§ **YOUR GOAL**
Each line of the records needs to come back exactly as written.

§ **WORKING DATA**
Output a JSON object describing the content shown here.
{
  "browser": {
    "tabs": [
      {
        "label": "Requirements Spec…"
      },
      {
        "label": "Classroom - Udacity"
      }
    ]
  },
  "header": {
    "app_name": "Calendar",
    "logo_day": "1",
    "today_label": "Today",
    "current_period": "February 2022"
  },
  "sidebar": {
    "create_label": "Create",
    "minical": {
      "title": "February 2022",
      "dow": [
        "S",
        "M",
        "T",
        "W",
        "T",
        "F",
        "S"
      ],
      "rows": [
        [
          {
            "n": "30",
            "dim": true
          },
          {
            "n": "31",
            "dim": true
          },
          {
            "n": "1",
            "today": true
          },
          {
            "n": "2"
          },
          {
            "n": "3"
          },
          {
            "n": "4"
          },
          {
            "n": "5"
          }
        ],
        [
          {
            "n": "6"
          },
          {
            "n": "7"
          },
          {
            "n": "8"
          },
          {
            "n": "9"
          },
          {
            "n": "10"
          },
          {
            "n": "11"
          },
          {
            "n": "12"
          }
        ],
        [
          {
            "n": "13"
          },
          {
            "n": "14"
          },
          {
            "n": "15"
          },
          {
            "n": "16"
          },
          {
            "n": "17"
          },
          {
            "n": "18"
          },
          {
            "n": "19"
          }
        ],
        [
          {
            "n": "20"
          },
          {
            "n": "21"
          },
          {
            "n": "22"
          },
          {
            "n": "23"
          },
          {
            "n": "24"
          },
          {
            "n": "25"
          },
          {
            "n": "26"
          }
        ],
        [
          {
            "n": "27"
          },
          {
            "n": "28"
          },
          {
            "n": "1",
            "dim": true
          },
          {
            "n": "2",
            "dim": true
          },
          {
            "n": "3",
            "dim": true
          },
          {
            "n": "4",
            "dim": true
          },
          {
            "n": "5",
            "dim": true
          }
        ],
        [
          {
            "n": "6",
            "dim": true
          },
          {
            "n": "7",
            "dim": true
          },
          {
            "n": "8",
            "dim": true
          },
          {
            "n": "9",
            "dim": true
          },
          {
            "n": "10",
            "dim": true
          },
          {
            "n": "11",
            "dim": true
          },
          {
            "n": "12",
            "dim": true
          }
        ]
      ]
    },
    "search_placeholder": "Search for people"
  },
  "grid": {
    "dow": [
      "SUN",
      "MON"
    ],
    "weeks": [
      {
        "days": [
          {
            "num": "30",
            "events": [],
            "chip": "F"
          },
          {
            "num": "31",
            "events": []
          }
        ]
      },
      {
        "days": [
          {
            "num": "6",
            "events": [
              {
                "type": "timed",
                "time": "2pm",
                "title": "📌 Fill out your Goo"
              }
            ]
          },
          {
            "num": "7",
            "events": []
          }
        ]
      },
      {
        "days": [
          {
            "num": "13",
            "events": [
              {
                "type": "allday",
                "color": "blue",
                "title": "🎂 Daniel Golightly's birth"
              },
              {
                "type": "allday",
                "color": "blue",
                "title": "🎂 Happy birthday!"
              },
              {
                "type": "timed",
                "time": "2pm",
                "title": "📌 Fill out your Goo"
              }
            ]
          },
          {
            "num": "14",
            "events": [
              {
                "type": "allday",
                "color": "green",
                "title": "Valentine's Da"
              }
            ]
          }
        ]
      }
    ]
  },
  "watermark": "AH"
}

§ **THE COMPLETED TASK**
Output a JSON object describing the content shown here.
{
  "browser": {
    "tabs": [
      {
        "label": "Requirements Spec…"
      },
      {
        "label": "Classroom - Udacity"
      }
    ]
  },
  "header": {
    "app_name": "Calendar",
    "logo_day": "1",
    "today_label": "Today",
    "current_period": "February 2022"
  },
  "sidebar": {
    "create_label": "Create",
    "minical": {
      "title": "February 2022",
      "dow": [
        "S",
        "M",
        "T",
        "W",
        "T",
        "F",
        "S"
      ],
      "rows": [
        [
          {
            "n": "30",
            "dim": true
          },
          {
            "n": "31",
            "dim": true
          },
          {
            "n": "1",
            "today": true
          },
          {
            "n": "2"
          },
          {
            "n": "3"
          },
          {
            "n": "4"
          },
          {
            "n": "5"
          }
        ],
        [
          {
            "n": "6"
          },
          {
            "n": "7"
          },
          {
            "n": "8"
          },
          {
            "n": "9"
          },
          {
            "n": "10"
          },
          {
            "n": "11"
          },
          {
            "n": "12"
          }
        ],
        [
          {
            "n": "13"
          },
          {
            "n": "14"
          },
          {
            "n": "15"
          },
          {
            "n": "16"
          },
          {
            "n": "17"
          },
          {
            "n": "18"
          },
          {
            "n": "19"
          }
        ],
        [
          {
            "n": "20"
          },
          {
            "n": "21"
          },
          {
            "n": "22"
          },
          {
            "n": "23"
          },
          {
            "n": "24"
          },
          {
            "n": "25"
          },
          {
            "n": "26"
          }
        ],
        [
          {
            "n": "27"
          },
          {
            "n": "28"
          },
          {
            "n": "1",
            "dim": true
          },
          {
            "n": "2",
            "dim": true
          },
          {
            "n": "3",
            "dim": true
          },
          {
            "n": "4",
            "dim": true
          },
          {
            "n": "5",
            "dim": true
          }
        ],
        [
          {
            "n": "6",
            "dim": true
          },
          {
            "n": "7",
            "dim": true
          },
          {
            "n": "8",
            "dim": true
          },
          {
            "n": "9",
            "dim": true
          },
          {
            "n": "10",
            "dim": true
          },
          {
            "n": "11",
            "dim": true
          },
          {
            "n": "12",
            "dim": true
          }
        ]
      ]
    },
    "search_placeholder": "Search for people"
  },
  "grid": {
    "dow": [
      "SUN",
      "MON"
    ],
    "weeks": [
      {
        "days": [
          {
            "num": "30",
            "events": [],
            "chip": "F"
          },
          {
            "num": "31",
            "events": []
          }
        ]
      },
      {
        "days": [
          {
            "num": "6",
            "events": [
              {
                "type": "timed",
                "time": "2pm",
                "title": "📌 Fill out your Goo"
              }
            ]
          },
          {
            "num": "7",
            "events": []
          }
        ]
      },
      {
        "days": [
          {
            "num": "13",
            "events": [
              {
                "type": "allday",
                "color": "blue",
                "title": "🎂 Daniel Golightly's birth"
              },
              {
                "type": "allday",
                "color": "blue",
                "title": "🎂 Happy birthday!"
              },
              {
                "type": "timed",
                "time": "2pm",
                "title": "📌 Fill out your Goo"
              }
            ]
          },
          {
            "num": "14",
            "events": [
              {
                "type": "allday",
                "color": "green",
                "title": "Valentine's Da"
              }
            ]
          }
        ]
      }
    ]
  },
  "watermark": "AH"
}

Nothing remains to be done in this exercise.